Records shown:
═══
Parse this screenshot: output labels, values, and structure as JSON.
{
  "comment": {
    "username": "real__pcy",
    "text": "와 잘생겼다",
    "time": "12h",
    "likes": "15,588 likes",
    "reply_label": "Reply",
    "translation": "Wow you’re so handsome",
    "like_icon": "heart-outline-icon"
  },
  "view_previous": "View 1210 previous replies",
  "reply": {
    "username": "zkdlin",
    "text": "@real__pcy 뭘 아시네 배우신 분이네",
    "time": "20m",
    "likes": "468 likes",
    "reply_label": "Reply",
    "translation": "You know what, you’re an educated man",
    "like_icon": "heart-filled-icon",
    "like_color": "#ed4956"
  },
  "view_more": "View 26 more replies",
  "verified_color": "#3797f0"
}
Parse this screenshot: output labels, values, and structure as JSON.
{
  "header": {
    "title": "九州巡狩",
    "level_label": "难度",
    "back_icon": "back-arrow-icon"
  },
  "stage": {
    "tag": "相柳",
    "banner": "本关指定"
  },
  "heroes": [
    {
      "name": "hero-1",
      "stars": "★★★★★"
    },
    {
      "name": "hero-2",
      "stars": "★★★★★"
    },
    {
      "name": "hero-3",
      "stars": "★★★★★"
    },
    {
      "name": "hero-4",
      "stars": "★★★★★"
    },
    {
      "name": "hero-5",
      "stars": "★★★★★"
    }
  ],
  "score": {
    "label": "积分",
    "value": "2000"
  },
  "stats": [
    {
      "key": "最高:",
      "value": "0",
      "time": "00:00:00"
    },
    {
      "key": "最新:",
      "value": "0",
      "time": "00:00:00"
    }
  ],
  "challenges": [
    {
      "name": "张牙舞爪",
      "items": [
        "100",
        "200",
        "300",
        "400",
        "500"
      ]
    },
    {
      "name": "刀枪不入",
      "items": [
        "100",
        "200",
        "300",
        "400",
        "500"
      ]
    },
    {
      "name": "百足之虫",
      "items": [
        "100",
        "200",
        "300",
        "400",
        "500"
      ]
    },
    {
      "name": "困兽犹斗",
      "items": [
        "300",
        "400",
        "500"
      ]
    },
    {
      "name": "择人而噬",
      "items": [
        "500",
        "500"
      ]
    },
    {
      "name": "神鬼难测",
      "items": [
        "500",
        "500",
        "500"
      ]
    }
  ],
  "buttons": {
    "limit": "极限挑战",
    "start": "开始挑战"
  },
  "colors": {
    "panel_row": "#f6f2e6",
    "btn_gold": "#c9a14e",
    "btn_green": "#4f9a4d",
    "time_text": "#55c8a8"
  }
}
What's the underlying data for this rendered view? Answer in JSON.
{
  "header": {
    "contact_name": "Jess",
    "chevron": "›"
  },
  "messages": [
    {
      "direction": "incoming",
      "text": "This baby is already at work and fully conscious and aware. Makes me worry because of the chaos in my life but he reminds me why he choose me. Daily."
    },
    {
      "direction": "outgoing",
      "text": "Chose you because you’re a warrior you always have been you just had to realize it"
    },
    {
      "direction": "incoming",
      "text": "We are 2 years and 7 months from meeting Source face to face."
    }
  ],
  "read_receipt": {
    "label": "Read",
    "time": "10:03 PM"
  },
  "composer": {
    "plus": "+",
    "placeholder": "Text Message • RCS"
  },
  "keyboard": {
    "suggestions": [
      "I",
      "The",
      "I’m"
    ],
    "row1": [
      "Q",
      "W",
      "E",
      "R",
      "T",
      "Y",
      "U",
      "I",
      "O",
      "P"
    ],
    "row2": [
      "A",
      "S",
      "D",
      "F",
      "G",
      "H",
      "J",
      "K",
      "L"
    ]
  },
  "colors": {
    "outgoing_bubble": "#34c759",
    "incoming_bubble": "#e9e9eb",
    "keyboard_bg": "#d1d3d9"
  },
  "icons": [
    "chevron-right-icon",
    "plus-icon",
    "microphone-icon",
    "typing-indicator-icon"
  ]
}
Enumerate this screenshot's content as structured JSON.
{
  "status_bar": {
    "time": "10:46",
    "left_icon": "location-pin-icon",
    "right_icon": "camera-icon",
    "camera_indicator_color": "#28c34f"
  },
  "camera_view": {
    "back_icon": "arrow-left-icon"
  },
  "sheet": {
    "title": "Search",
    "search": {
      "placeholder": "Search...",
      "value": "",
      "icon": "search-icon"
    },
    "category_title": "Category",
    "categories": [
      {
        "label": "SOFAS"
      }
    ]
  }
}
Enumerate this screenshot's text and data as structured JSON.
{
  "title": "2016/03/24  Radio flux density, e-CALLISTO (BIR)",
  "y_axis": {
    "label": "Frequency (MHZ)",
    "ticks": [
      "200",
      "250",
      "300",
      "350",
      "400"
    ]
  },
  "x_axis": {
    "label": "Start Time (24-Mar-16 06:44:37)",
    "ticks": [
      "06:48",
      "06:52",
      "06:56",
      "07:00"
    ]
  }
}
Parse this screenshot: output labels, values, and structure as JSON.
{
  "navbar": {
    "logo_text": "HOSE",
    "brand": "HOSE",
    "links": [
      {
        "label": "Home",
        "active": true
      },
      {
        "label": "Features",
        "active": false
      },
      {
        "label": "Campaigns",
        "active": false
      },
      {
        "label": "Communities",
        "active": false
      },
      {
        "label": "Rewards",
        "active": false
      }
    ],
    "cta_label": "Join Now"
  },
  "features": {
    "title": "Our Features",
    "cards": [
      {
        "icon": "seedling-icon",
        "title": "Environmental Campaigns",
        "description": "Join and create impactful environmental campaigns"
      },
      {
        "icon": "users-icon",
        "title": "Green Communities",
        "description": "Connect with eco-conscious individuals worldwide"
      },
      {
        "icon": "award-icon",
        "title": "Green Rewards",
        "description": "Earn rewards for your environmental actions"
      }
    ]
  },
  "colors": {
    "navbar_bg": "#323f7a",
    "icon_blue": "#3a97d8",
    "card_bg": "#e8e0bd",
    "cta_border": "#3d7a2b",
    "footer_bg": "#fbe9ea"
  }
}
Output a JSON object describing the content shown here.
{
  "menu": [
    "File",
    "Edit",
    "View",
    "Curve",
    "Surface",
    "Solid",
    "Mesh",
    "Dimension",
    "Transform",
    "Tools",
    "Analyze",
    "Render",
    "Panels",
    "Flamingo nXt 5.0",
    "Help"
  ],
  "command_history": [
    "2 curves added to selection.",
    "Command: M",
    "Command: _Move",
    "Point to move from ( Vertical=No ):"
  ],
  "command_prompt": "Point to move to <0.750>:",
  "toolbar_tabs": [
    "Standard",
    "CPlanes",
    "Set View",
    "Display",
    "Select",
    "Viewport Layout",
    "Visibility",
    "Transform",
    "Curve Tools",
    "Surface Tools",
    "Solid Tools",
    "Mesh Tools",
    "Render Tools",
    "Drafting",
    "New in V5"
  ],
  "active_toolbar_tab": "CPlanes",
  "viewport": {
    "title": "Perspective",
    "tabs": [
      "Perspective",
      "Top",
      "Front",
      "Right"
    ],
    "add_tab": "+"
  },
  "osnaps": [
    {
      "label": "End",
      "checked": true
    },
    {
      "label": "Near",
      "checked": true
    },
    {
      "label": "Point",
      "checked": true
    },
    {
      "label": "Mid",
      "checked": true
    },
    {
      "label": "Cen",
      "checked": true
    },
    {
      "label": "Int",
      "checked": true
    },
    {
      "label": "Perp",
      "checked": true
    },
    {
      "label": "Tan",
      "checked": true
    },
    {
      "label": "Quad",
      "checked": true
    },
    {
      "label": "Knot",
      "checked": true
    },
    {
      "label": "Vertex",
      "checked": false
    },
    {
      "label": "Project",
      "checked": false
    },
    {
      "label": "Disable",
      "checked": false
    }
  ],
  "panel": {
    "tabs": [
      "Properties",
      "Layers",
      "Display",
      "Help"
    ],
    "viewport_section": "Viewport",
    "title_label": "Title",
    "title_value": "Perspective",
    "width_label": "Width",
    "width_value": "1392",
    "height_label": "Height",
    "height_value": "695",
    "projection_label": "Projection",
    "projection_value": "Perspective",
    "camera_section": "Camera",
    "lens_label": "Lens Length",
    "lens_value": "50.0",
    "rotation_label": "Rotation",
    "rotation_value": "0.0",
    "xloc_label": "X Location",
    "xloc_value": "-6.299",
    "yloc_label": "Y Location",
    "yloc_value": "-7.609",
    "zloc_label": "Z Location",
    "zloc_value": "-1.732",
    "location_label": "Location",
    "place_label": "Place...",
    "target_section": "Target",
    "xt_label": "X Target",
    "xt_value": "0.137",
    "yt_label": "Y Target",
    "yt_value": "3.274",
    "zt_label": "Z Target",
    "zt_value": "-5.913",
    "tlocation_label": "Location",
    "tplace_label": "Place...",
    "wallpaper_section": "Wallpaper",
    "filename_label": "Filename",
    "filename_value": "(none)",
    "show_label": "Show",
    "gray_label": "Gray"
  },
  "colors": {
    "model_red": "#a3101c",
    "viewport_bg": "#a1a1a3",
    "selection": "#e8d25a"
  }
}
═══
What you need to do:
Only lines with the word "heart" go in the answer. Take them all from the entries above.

Answer area:
    "like_icon": "heart-outline-icon"
    "like_icon": "heart-filled-icon",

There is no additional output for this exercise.